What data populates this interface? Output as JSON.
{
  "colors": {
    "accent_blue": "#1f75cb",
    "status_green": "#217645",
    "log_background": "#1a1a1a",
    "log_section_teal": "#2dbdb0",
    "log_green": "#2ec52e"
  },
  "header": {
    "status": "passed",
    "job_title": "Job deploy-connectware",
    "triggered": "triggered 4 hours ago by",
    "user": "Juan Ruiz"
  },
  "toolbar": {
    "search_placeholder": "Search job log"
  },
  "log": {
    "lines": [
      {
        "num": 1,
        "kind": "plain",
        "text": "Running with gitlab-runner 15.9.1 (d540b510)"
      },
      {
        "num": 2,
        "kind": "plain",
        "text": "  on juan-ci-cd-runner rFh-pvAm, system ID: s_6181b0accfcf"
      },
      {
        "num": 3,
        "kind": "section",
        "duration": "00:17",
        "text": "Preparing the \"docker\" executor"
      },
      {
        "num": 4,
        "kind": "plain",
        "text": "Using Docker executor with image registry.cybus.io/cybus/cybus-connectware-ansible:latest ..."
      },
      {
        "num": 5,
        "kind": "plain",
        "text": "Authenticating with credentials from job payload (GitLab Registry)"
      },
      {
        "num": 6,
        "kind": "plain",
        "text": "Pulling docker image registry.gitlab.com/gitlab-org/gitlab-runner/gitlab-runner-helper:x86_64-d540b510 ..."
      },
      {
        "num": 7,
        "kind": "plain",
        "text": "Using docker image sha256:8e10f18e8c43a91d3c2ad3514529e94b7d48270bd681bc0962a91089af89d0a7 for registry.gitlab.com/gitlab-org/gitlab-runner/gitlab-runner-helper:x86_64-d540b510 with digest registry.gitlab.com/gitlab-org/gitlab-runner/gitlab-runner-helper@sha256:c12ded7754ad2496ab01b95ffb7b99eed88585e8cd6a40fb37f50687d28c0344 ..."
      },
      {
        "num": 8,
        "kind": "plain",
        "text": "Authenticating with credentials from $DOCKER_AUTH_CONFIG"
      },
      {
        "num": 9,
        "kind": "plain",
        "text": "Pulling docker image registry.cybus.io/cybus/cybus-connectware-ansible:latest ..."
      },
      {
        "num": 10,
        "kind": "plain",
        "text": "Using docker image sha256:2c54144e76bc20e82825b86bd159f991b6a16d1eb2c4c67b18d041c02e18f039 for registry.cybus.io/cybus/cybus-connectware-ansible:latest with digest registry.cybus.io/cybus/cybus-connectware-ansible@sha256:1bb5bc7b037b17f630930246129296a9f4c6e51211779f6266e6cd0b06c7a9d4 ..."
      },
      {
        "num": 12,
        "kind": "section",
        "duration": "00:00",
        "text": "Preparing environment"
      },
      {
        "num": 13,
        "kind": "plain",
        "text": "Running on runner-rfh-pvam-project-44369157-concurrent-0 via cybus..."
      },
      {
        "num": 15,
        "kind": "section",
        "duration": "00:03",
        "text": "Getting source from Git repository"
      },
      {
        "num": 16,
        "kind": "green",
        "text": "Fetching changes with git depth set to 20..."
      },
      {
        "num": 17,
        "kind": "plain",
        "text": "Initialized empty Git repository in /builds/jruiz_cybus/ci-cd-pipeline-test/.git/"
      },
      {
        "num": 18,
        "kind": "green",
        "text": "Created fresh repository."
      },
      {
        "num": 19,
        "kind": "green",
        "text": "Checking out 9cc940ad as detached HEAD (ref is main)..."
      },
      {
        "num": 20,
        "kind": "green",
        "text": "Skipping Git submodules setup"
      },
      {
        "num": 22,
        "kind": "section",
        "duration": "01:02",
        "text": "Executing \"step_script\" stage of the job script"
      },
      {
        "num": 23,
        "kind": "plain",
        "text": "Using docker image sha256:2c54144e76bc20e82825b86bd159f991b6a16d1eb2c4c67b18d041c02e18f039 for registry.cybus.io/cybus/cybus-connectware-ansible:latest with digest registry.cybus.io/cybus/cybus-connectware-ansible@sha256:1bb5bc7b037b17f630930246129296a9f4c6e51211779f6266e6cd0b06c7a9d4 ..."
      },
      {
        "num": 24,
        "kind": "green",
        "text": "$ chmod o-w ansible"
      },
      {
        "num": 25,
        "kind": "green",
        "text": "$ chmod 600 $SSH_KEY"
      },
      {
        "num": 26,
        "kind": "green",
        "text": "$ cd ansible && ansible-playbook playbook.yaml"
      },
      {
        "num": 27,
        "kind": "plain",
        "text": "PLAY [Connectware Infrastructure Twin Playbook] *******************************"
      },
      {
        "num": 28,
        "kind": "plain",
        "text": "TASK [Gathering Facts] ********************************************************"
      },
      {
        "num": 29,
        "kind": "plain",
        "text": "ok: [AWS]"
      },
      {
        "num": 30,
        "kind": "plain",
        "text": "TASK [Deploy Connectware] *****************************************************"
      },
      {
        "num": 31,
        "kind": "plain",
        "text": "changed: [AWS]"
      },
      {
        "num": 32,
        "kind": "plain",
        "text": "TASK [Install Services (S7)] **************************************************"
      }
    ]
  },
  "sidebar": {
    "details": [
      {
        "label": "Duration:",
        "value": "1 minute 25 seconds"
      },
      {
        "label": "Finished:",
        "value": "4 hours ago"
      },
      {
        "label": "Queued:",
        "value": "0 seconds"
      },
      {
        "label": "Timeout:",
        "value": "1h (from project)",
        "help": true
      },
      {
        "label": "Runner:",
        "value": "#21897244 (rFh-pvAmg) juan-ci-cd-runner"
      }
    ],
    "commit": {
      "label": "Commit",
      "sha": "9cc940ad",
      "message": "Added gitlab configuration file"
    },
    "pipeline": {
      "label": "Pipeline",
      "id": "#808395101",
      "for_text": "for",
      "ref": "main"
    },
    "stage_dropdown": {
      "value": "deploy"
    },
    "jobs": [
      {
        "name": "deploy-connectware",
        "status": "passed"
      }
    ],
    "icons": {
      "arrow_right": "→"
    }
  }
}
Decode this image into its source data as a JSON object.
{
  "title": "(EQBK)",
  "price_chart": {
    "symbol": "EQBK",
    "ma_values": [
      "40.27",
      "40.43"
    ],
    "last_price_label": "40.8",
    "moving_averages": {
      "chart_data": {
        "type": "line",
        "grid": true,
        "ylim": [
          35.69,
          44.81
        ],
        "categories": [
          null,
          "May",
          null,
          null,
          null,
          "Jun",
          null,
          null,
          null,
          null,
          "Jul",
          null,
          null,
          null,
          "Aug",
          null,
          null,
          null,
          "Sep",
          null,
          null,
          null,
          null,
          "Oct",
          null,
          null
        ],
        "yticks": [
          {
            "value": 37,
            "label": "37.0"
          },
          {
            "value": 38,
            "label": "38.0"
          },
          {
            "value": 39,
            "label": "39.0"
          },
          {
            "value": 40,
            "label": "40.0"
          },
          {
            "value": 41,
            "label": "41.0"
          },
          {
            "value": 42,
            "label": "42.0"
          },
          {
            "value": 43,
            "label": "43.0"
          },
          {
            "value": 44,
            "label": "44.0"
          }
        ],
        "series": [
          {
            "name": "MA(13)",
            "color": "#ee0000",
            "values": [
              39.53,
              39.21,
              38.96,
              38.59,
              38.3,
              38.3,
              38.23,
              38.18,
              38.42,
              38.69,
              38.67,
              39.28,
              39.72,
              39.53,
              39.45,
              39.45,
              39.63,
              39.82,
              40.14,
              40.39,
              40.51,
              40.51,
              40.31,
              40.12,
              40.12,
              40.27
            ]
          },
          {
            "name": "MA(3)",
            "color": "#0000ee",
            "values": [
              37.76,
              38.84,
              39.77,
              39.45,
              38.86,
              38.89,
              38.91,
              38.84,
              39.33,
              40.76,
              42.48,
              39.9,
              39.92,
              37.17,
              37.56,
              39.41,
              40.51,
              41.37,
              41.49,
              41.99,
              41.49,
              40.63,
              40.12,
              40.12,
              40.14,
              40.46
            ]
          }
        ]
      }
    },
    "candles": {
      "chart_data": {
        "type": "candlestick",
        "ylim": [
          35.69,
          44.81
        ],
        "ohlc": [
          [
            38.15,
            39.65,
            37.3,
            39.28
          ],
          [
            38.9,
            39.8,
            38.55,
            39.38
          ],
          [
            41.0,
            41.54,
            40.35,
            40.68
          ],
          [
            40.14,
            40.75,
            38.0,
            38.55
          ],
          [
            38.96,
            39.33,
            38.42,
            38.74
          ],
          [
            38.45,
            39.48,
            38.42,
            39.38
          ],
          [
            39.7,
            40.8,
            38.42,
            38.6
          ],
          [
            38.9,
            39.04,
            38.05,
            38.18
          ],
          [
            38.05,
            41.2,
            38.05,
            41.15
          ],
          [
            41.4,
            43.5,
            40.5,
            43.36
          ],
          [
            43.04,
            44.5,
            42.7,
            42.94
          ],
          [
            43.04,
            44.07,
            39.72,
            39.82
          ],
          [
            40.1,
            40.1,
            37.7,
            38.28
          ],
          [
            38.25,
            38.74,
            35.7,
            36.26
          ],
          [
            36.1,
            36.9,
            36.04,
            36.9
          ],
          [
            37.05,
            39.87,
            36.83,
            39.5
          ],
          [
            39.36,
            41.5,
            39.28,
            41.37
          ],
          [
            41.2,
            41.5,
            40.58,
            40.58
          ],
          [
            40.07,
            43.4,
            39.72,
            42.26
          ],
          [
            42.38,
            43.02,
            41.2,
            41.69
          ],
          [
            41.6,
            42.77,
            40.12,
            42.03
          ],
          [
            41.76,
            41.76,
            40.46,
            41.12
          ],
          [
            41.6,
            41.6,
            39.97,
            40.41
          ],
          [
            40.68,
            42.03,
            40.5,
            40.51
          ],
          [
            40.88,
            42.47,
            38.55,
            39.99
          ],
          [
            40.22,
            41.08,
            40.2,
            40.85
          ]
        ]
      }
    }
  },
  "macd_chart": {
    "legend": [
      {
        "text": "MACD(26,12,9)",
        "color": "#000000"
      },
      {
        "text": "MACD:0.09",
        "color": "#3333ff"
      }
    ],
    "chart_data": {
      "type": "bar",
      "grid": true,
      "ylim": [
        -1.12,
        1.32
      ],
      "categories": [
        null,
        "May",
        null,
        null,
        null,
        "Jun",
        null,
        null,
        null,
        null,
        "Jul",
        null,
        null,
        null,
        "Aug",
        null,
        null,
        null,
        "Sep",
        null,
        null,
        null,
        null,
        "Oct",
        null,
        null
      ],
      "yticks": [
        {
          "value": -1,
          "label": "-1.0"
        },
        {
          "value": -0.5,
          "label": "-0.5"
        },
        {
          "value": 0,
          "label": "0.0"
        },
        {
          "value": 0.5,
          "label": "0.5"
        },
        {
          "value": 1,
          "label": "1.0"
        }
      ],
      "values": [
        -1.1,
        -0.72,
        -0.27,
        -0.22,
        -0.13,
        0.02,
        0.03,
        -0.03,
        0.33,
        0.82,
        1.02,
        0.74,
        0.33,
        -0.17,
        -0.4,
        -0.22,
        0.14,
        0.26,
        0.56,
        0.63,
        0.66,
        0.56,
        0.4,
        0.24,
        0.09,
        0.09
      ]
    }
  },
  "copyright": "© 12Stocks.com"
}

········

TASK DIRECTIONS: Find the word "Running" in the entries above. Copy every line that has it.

REPLY TO THE TASK:
        "text": "Running with gitlab-runner 15.9.1 (d540b510)"
        "text": "Running on runner-rfh-pvam-project-44369157-concurrent-0 via cybus..."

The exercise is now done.